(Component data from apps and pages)
((

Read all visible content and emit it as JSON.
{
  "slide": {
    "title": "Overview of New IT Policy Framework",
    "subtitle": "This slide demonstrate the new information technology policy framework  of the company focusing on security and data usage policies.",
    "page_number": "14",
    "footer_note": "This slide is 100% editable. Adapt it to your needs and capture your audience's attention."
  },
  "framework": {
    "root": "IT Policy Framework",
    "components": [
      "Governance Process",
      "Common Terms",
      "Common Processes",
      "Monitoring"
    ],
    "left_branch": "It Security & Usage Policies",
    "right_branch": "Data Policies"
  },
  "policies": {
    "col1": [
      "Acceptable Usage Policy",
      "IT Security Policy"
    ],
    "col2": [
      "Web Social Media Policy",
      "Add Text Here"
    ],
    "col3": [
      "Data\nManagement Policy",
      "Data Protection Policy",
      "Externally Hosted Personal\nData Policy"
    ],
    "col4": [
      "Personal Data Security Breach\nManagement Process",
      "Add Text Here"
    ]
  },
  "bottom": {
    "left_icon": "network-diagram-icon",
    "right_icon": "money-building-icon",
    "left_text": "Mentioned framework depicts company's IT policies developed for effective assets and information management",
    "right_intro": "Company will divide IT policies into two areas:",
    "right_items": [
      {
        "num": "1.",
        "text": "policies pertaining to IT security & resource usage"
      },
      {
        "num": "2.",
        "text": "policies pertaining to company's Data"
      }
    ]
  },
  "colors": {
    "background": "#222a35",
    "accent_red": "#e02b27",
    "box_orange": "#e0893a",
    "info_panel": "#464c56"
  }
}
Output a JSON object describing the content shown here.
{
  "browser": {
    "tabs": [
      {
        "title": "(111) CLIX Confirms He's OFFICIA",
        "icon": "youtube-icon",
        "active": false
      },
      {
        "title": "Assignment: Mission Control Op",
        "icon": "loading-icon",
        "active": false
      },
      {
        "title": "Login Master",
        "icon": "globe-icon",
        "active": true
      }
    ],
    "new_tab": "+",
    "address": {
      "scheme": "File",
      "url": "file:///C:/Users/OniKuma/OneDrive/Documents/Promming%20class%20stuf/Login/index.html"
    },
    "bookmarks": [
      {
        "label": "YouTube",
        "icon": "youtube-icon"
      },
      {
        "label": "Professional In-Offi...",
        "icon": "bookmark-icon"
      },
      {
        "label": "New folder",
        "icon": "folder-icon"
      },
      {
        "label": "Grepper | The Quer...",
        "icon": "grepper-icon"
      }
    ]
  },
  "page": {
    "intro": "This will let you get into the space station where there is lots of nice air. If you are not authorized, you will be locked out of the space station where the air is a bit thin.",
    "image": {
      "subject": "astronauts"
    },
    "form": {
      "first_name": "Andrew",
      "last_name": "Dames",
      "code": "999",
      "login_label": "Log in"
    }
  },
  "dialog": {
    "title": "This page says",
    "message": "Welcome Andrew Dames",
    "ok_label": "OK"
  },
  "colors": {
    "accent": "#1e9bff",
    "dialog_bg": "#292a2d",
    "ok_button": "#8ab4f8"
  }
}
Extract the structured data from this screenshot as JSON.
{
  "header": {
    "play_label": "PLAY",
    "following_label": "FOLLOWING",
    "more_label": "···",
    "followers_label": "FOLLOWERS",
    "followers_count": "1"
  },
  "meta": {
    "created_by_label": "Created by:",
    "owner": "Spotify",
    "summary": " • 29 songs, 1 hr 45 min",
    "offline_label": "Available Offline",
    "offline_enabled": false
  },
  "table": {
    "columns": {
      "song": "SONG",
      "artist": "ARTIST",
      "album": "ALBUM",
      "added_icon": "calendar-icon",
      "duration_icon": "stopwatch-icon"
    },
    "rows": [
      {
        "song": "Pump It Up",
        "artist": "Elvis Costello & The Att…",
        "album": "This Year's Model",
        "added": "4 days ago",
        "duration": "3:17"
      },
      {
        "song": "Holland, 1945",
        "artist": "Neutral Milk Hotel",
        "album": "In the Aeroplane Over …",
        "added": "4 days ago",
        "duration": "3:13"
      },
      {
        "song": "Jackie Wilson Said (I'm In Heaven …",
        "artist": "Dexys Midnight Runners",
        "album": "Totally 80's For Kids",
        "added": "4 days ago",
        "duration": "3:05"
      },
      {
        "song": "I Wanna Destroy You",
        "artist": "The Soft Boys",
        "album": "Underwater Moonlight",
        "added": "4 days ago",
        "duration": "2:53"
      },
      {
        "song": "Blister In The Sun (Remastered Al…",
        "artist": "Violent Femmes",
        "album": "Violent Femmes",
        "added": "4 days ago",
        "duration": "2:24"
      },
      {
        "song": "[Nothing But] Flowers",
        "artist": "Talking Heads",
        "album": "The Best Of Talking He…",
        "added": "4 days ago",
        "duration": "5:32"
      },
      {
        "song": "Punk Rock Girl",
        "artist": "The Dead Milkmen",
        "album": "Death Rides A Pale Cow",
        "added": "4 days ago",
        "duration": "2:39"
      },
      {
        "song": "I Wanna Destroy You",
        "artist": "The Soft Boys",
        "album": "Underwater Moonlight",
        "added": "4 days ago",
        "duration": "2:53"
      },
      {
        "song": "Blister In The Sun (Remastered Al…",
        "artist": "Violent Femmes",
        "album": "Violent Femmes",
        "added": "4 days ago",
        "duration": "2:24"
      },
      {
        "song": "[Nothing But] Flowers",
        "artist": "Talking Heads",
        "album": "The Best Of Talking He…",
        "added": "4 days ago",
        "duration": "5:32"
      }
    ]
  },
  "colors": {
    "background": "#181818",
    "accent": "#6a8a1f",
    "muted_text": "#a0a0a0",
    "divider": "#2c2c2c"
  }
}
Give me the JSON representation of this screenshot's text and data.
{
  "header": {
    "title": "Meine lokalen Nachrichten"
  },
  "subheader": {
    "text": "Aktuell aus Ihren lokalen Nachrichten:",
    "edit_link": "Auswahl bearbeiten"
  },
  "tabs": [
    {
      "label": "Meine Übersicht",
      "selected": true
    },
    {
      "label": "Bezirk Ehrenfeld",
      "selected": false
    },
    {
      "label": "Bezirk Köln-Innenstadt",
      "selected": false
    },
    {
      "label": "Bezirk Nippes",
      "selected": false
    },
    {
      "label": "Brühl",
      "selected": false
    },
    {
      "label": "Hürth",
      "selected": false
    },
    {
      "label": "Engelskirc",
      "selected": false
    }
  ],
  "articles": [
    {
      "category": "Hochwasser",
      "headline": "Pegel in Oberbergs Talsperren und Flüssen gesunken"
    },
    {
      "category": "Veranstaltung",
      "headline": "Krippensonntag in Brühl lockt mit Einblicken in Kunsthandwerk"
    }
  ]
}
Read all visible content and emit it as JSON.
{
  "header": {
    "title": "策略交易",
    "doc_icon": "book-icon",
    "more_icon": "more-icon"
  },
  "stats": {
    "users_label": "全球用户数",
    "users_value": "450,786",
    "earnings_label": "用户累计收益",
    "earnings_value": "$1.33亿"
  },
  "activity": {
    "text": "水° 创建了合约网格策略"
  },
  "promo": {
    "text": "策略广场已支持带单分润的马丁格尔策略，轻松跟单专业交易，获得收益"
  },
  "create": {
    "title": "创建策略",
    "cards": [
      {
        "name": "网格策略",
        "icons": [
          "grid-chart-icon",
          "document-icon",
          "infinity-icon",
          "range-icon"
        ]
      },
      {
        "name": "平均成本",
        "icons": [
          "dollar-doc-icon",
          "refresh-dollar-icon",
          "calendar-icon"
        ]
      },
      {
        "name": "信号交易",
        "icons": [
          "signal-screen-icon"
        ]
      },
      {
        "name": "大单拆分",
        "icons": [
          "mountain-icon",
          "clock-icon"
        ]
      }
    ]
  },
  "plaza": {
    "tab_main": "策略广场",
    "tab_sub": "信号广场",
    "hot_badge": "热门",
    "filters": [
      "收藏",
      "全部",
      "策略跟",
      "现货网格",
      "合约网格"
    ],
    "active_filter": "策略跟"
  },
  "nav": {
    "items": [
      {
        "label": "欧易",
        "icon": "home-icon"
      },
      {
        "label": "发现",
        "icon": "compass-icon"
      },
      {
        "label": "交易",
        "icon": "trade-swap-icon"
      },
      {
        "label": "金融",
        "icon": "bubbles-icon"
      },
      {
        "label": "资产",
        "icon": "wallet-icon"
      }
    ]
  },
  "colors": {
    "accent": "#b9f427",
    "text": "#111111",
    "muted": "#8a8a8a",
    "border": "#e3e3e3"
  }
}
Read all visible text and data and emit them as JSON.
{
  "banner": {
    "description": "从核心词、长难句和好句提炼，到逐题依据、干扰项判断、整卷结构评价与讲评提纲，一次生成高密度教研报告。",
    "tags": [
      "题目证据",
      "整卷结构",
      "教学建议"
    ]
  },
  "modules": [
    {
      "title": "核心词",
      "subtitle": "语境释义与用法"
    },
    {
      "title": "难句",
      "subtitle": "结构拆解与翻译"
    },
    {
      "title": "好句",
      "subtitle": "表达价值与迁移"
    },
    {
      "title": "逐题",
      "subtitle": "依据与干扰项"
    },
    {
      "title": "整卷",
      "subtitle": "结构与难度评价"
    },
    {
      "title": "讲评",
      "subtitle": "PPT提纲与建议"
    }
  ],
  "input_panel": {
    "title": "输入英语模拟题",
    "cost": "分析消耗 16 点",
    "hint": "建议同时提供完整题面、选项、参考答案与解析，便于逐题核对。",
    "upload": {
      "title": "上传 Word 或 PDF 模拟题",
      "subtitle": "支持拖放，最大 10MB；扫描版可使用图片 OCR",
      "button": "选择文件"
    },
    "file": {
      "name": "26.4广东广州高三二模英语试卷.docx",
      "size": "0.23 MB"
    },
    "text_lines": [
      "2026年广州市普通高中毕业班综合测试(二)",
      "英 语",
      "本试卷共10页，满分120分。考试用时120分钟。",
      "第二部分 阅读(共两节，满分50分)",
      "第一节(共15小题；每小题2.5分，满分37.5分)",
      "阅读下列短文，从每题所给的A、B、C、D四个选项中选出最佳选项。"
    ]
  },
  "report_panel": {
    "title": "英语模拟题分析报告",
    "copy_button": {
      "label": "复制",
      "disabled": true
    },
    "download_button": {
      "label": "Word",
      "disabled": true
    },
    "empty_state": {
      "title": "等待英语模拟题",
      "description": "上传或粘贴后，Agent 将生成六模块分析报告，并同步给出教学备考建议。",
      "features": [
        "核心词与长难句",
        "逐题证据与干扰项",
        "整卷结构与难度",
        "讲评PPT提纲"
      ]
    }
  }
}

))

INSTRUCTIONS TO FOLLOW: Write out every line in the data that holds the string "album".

RESULT OF THIS EXERCISE:
      "album": "ALBUM",
        "album": "This Year's Model",
        "album": "In the Aeroplane Over …",
        "album": "Totally 80's For Kids",
        "album": "Underwater Moonlight",
        "album": "Violent Femmes",
        "album": "The Best Of Talking He…",
        "album": "Death Rides A Pale Cow",
        "album": "Underwater Moonlight",
        "album": "Violent Femmes",
        "album": "The Best Of Talking He…",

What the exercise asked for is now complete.